(Data records for software interfaces)
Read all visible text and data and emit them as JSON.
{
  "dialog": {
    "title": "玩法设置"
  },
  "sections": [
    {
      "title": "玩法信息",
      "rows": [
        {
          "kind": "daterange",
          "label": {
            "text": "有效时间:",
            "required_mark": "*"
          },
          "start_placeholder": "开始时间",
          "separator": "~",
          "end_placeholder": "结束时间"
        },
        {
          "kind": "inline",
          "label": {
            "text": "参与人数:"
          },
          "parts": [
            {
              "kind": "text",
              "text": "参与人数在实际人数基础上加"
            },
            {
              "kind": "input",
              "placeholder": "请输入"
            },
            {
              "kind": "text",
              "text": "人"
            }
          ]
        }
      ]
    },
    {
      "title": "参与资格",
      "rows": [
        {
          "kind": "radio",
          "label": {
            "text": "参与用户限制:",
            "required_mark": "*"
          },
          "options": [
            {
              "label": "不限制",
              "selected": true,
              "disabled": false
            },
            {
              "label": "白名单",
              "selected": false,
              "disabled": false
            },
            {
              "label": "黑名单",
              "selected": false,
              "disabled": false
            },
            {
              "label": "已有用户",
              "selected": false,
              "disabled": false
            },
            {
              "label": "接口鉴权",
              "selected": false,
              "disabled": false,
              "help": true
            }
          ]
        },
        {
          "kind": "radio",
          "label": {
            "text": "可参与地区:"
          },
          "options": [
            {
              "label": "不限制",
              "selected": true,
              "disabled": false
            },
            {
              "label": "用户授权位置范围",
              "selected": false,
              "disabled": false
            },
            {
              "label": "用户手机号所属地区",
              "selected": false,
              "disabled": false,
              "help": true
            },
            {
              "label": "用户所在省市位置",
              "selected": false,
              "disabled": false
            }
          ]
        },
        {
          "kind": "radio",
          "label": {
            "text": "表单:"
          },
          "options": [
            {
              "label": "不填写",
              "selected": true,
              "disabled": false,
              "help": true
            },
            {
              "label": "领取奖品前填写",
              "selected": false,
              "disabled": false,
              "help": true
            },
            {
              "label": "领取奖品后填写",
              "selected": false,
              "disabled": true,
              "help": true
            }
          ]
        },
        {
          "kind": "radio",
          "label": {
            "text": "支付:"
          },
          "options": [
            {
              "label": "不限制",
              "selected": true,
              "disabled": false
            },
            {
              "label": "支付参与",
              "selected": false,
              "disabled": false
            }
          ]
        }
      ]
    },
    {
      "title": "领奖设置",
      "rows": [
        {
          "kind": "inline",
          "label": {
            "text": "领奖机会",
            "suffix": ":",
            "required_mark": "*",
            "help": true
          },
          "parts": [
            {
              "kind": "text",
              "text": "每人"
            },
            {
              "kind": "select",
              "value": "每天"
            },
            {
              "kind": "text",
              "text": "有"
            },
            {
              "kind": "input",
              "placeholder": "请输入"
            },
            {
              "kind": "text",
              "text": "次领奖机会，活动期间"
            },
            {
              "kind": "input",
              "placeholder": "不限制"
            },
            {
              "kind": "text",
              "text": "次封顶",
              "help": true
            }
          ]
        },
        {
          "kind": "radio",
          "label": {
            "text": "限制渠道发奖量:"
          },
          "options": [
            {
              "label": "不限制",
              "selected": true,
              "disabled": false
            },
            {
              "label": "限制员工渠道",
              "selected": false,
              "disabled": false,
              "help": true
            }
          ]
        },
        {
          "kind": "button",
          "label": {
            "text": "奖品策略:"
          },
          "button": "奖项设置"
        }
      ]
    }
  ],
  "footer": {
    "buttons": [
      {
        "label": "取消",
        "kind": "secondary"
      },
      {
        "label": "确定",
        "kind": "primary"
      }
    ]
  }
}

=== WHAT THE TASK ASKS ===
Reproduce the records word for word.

=== RESULT OF THE TASK ===
Read all visible text and data and emit them as JSON.
{
  "dialog": {
    "title": "玩法设置"
  },
  "sections": [
    {
      "title": "玩法信息",
      "rows": [
        {
          "kind": "daterange",
          "label": {
            "text": "有效时间:",
            "required_mark": "*"
          },
          "start_placeholder": "开始时间",
          "separator": "~",
          "end_placeholder": "结束时间"
        },
        {
          "kind": "inline",
          "label": {
            "text": "参与人数:"
          },
          "parts": [
            {
              "kind": "text",
              "text": "参与人数在实际人数基础上加"
            },
            {
              "kind": "input",
              "placeholder": "请输入"
            },
            {
              "kind": "text",
              "text": "人"
            }
          ]
        }
      ]
    },
    {
      "title": "参与资格",
      "rows": [
        {
          "kind": "radio",
          "label": {
            "text": "参与用户限制:",
            "required_mark": "*"
          },
          "options": [
            {
              "label": "不限制",
              "selected": true,
              "disabled": false
            },
            {
              "label": "白名单",
              "selected": false,
              "disabled": false
            },
            {
              "label": "黑名单",
              "selected": false,
              "disabled": false
            },
            {
              "label": "已有用户",
              "selected": false,
              "disabled": false
            },
            {
              "label": "接口鉴权",
              "selected": false,
              "disabled": false,
              "help": true
            }
          ]
        },
        {
          "kind": "radio",
          "label": {
            "text": "可参与地区:"
          },
          "options": [
            {
              "label": "不限制",
              "selected": true,
              "disabled": false
            },
            {
              "label": "用户授权位置范围",
              "selected": false,
              "disabled": false
            },
            {
              "label": "用户手机号所属地区",
              "selected": false,
              "disabled": false,
              "help": true
            },
            {
              "label": "用户所在省市位置",
              "selected": false,
              "disabled": false
            }
          ]
        },
        {
          "kind": "radio",
          "label": {
            "text": "表单:"
          },
          "options": [
            {
              "label": "不填写",
              "selected": true,
              "disabled": false,
              "help": true
            },
            {
              "label": "领取奖品前填写",
              "selected": false,
              "disabled": false,
              "help": true
            },
            {
              "label": "领取奖品后填写",
              "selected": false,
              "disabled": true,
              "help": true
            }
          ]
        },
        {
          "kind": "radio",
          "label": {
            "text": "支付:"
          },
          "options": [
            {
              "label": "不限制",
              "selected": true,
              "disabled": false
            },
            {
              "label": "支付参与",
              "selected": false,
              "disabled": false
            }
          ]
        }
      ]
    },
    {
      "title": "领奖设置",
      "rows": [
        {
          "kind": "inline",
          "label": {
            "text": "领奖机会",
            "suffix": ":",
            "required_mark": "*",
            "help": true
          },
          "parts": [
            {
              "kind": "text",
              "text": "每人"
            },
            {
              "kind": "select",
              "value": "每天"
            },
            {
              "kind": "text",
              "text": "有"
            },
            {
              "kind": "input",
              "placeholder": "请输入"
            },
            {
              "kind": "text",
              "text": "次领奖机会，活动期间"
            },
            {
              "kind": "input",
              "placeholder": "不限制"
            },
            {
              "kind": "text",
              "text": "次封顶",
              "help": true
            }
          ]
        },
        {
          "kind": "radio",
          "label": {
            "text": "限制渠道发奖量:"
          },
          "options": [
            {
              "label": "不限制",
              "selected": true,
              "disabled": false
            },
            {
              "label": "限制员工渠道",
              "selected": false,
              "disabled": false,
              "help": true
            }
          ]
        },
        {
          "kind": "button",
          "label": {
            "text": "奖品策略:"
          },
          "button": "奖项设置"
        }
      ]
    }
  ],
  "footer": {
    "buttons": [
      {
        "label": "取消",
        "kind": "secondary"
      },
      {
        "label": "确定",
        "kind": "primary"
      }
    ]
  }
}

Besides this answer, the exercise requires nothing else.